When the police pick up someone matching a description of a suspected criminal, that is an example of apprehend.
- to take into custody; capture or arrest
- to take hold of mentally; perceive; understand
- to anticipate with fear or alarm: now rare, except in legal usage
- Obs. to seize
Origin of apprehendMiddle English apprehenden from Late Latin apprehendere, to understand from L, to take hold of from ad-, to + prehendere: see prehensile
verbap·pre·hend·ed, ap·pre·hend·ing, ap·pre·hends
- To take into custody; arrest: apprehended the murderer.
- To grasp mentally; understand: “Science is the systematic method by which we apprehend what is true about the real world in which we live” ( Richard Dawkins ) See Synonyms at understand.
- To become conscious of, as through the emotions or senses; perceive: “She began to look with her own eyes; to see and to apprehend the deeper undercurrents of life” ( Kate Chopin )
- Archaic To anticipate with worry or dread.
Origin of apprehendMiddle English apprehenden from Old French apprehender from Latin apprehendere to seize ad- ad- prehendere to grasp ; see ghend- in Indo-European roots.
(third-person singular simple present apprehends, present participle apprehending, simple past and past participle apprehended)
- (archaic) To take or seize; to take hold of.
- To take or seize (a person) by legal process; to arrest.
- to apprehend a criminal.
- To take hold of with the understanding, that is, to conceive in the mind; to become cognizant of; to understand; to recognize; to consider.
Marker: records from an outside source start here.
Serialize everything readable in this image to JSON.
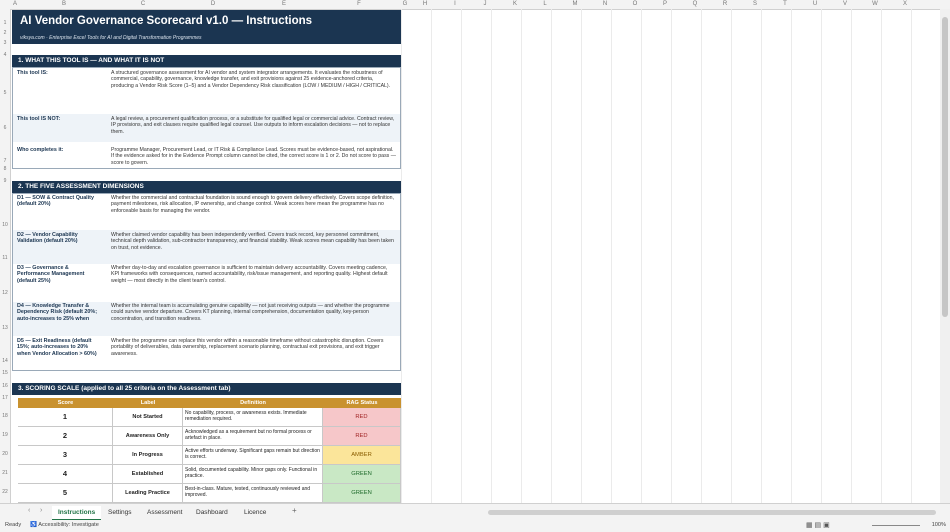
{
  "columns": [
    "A",
    "B",
    "C",
    "D",
    "E",
    "F",
    "G",
    "H",
    "I",
    "J",
    "K",
    "L",
    "M",
    "N",
    "O",
    "P",
    "Q",
    "R",
    "S",
    "T",
    "U",
    "V",
    "W",
    "X"
  ],
  "rows": [
    "1",
    "2",
    "3",
    "4",
    "5",
    "6",
    "7",
    "8",
    "9",
    "10",
    "11",
    "12",
    "13",
    "14",
    "15",
    "16",
    "17",
    "18",
    "19",
    "20",
    "21",
    "22"
  ],
  "title": "AI Vendor Governance Scorecard  v1.0 — Instructions",
  "subtitle": "viksya.com  ·  Enterprise Excel Tools for AI and Digital Transformation Programmes",
  "section1": {
    "heading": "1.  WHAT THIS TOOL IS — AND WHAT IT IS NOT",
    "rows": [
      {
        "label": "This tool IS:",
        "text": "A structured governance assessment for AI vendor and system integrator arrangements. It evaluates the robustness of commercial, capability, governance, knowledge transfer, and exit provisions against 25 evidence-anchored criteria, producing a Vendor Risk Score (1–5) and a Vendor Dependency Risk classification (LOW / MEDIUM / HIGH / CRITICAL)."
      },
      {
        "label": "This tool IS NOT:",
        "text": "A legal review, a procurement qualification process, or a substitute for qualified legal or commercial advice. Contract review, IP provisions, and exit clauses require qualified legal counsel. Use outputs to inform escalation decisions — not to replace them."
      },
      {
        "label": "Who completes it:",
        "text": "Programme Manager, Procurement Lead, or IT Risk & Compliance Lead. Scores must be evidence-based, not aspirational. If the evidence asked for in the Evidence Prompt column cannot be cited, the correct score is 1 or 2. Do not score to pass — score to govern."
      }
    ]
  },
  "section2": {
    "heading": "2.  THE FIVE ASSESSMENT DIMENSIONS",
    "rows": [
      {
        "label": "D1 — SOW & Contract Quality  (default 20%)",
        "text": "Whether the commercial and contractual foundation is sound enough to govern delivery effectively. Covers scope definition, payment milestones, risk allocation, IP ownership, and change control. Weak scores here mean the programme has no enforceable basis for managing the vendor."
      },
      {
        "label": "D2 — Vendor Capability Validation  (default 20%)",
        "text": "Whether claimed vendor capability has been independently verified. Covers track record, key personnel commitment, technical depth validation, sub-contractor transparency, and financial stability. Weak scores mean capability has been taken on trust, not evidence."
      },
      {
        "label": "D3 — Governance & Performance Management  (default 25%)",
        "text": "Whether day-to-day and escalation governance is sufficient to maintain delivery accountability. Covers meeting cadence, KPI frameworks with consequences, named accountability, risk/issue management, and reporting quality. Highest default weight — most directly in the client team's control."
      },
      {
        "label": "D4 — Knowledge Transfer & Dependency Risk  (default 20%; auto-increases to 25% when",
        "text": "Whether the internal team is accumulating genuine capability — not just receiving outputs — and whether the programme could survive vendor departure. Covers KT planning, internal comprehension, documentation quality, key-person concentration, and transition readiness."
      },
      {
        "label": "D5 — Exit Readiness  (default 15%; auto-increases to 20% when Vendor Allocation > 60%)",
        "text": "Whether the programme can replace this vendor within a reasonable timeframe without catastrophic disruption. Covers portability of deliverables, data ownership, replacement scenario planning, contractual exit provisions, and exit trigger awareness."
      }
    ]
  },
  "section3": {
    "heading": "3.  SCORING SCALE  (applied to all 25 criteria on the Assessment tab)",
    "headers": {
      "score": "Score",
      "label": "Label",
      "definition": "Definition",
      "rag": "RAG Status"
    },
    "rows": [
      {
        "score": "1",
        "label": "Not Started",
        "definition": "No capability, process, or awareness exists. Immediate remediation required.",
        "rag": "RED"
      },
      {
        "score": "2",
        "label": "Awareness Only",
        "definition": "Acknowledged as a requirement but no formal process or artefact in place.",
        "rag": "RED"
      },
      {
        "score": "3",
        "label": "In Progress",
        "definition": "Active efforts underway. Significant gaps remain but direction is correct.",
        "rag": "AMBER"
      },
      {
        "score": "4",
        "label": "Established",
        "definition": "Solid, documented capability. Minor gaps only. Functional in practice.",
        "rag": "GREEN"
      },
      {
        "score": "5",
        "label": "Leading Practice",
        "definition": "Best-in-class. Mature, tested, continuously reviewed and improved.",
        "rag": "GREEN"
      }
    ]
  },
  "tabs": [
    "Instructions",
    "Settings",
    "Assessment",
    "Dashboard",
    "Licence"
  ],
  "active_tab": "Instructions",
  "status": {
    "ready": "Ready",
    "accessibility": "Accessibility: Investigate",
    "zoom": "100%"
  }
}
- To anticipate; especially, to anticipate with anxiety, dread, or fear; to fear.
- (intransitive) To think, believe, or be of opinion; to understand; to suppose.
- (intransitive) To be apprehensive; to fear.
To apprehend, comprehend. These words come into comparison as describing acts of the mind. Apprehend denotes the laying hold of a thing mentally, so as to understand it clearly, at least in part. Comprehend denotes the embracing or understanding it in all its compass and extent. We may apprehend many truths which we do not comprehend. The very idea of God supposes that he may be apprehended, though not comprehended, by rational beings. We may apprehend much of Shakespeare's aim and intention in the character of Hamlet or King Lear; but few will claim that they have comprehended all that is embraced in these characters. --Trench.(material dates from 1913)